When a retailer is paid for a product with cash and a money off purchase coupon, is VAT payable on just the cash? “It depends” said the ECJ.
Who: Yorkshire Co-operatives Limited, the Commissioners for Customs & Excise
When: January 2003
Where: European Court of Justice Luxembourg
In what at first sight appears to be judicial U-turn, the European Court of Justice has held that a retailer receiving payment for a product by way of cash and reimbursement in respect of a money off purchase coupon has to account for VAT on the cash plus the reimbursement. Yorkshire Co-operatives Limited (YCL) was a retailer of food and non-food goods. It bought some food products direct from a manufacturer (M) at the normal wholesale price. Separately, M issued money off next purchase coupons free and direct to the public. Those coupons were then brought to YCL, who accepted them, together with cash reduced by the value of the coupon, in return for M's products.

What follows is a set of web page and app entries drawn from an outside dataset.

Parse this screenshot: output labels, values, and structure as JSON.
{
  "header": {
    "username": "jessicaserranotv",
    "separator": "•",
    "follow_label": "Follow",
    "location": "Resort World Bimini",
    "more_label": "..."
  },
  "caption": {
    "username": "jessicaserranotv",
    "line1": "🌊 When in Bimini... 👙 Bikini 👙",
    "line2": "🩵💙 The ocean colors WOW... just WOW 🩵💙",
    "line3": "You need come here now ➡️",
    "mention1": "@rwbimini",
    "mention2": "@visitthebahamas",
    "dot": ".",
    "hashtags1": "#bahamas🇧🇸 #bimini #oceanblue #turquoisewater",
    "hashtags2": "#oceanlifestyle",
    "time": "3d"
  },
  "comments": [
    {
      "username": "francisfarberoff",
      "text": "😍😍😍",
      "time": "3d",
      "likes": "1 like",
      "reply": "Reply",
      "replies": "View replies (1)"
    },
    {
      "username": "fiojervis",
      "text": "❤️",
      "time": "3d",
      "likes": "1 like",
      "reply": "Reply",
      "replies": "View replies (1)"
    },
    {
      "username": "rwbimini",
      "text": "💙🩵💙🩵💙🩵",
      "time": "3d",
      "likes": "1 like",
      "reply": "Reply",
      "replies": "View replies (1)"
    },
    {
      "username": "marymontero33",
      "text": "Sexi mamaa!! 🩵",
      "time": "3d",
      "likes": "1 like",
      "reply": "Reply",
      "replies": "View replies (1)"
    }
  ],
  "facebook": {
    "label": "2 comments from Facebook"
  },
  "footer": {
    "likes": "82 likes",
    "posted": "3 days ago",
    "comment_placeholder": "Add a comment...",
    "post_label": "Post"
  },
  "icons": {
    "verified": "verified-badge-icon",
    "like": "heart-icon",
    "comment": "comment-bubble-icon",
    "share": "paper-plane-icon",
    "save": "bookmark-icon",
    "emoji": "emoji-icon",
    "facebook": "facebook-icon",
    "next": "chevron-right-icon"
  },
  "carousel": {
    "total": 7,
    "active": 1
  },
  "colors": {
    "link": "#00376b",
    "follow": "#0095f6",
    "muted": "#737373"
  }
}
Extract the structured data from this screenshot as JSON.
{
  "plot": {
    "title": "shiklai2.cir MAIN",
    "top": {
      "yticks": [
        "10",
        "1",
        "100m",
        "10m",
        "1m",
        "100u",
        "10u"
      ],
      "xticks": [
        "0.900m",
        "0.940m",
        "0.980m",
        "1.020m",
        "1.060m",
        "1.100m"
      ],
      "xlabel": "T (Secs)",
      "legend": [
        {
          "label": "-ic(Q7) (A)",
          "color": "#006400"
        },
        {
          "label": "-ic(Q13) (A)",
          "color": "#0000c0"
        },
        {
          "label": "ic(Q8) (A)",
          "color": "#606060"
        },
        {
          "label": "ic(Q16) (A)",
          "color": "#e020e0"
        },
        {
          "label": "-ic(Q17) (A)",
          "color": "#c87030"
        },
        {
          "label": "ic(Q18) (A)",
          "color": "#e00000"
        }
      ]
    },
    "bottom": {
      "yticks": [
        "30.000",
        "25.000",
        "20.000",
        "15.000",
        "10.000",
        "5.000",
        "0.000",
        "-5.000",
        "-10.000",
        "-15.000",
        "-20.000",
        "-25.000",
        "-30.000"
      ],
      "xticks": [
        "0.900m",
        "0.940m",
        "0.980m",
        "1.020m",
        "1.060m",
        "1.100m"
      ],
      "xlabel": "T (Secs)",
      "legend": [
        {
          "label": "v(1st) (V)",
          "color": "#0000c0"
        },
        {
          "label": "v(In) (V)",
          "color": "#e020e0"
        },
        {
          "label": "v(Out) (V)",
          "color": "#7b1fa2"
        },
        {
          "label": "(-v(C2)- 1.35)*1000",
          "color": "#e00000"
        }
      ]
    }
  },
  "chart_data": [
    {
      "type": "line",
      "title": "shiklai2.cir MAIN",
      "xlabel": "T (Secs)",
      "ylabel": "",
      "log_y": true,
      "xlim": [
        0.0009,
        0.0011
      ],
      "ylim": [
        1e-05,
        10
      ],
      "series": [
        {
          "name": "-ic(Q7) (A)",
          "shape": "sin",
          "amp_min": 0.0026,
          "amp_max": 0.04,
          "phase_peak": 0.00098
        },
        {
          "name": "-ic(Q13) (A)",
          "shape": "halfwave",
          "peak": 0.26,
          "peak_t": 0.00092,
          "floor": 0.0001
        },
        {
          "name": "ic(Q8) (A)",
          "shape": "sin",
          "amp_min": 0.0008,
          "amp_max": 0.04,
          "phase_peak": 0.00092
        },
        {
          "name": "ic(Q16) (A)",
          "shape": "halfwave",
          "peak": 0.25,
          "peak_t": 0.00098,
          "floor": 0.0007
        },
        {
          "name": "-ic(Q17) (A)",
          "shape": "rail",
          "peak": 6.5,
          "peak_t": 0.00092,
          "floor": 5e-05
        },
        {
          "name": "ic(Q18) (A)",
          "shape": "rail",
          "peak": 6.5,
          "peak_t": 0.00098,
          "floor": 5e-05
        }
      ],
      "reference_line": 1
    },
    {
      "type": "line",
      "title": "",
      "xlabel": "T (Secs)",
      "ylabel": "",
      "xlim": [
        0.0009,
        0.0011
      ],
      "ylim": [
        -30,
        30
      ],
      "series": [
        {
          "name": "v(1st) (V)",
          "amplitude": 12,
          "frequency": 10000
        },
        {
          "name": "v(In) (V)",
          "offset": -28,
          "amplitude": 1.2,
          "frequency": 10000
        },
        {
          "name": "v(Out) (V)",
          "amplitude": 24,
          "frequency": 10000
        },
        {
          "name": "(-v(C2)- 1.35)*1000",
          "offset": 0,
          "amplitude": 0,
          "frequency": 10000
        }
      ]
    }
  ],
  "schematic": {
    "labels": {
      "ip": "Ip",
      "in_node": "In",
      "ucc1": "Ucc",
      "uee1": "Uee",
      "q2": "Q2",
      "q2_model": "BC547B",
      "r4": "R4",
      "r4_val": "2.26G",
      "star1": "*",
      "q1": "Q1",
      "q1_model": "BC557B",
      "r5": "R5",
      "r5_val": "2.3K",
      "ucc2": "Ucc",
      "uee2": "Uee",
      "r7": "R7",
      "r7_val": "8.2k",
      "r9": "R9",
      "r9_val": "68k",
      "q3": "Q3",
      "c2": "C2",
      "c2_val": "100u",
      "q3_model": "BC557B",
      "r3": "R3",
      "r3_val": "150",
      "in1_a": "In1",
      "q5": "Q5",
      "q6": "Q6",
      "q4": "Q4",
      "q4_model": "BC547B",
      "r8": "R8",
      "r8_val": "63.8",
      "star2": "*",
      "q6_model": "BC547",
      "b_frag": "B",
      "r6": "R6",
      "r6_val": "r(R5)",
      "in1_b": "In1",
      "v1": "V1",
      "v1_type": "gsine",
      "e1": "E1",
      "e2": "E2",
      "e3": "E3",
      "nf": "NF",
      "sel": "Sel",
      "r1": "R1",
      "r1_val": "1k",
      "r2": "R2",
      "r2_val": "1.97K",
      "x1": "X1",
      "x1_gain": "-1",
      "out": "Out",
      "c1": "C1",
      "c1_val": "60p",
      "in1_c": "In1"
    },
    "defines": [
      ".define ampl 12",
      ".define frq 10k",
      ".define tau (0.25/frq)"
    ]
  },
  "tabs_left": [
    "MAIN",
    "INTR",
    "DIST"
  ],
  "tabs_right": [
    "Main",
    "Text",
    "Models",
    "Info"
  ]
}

YCL then sent the coupons back to M, who reimbursed the face value of the coupons to YCL.
The question for the court was whether the taxable amount for VAT purposes for the supply of M's products by YCL to its customers was only the cash received from customers, or the cash plus the value of the coupon.
The ECJ was clear in its judgement: the taxable amount in the hands of YCL was the full retail price, namely the price paid by the final consumer plus the face value of the coupon, being the amount reimbursed to YCL by M.
Why this matters:
On the face of it this judgement looks inconsistent with the decision of the same court, the European Court of Justice, in the case of the Boots Company Plc v Commissioners for Customs & Excise in March 1990. Here the judgement of the court was that the taxable amount in the hands of the retailer in respect of the product sale was only the cash received, not the cash plus the face value of the coupon.
The big differences between this 1990 case and the YCL case, however, was that the consumer came by the money off next purchase voucher in an altogether different way, and on the aspect of voucher value reimbursement. In the Boots case, the voucher had been provided to the consumer when the consumer brought other products from Boots and there was no reimbursement to Boots of the voucher value from a separate wholesaler. In the YCL case, the vouchers had been given away free by the manufacturer (not retailer) either in the form of coupons distributed generally or in the form of cut-out coupons published in newspapers and magazines. There was also reimbursement to YCL of the coupon value by the coupon issuer.
Although the distinction is clear, this latest judgement underlines the need for considerable care in the tax treatment of money off next purchase vouchers.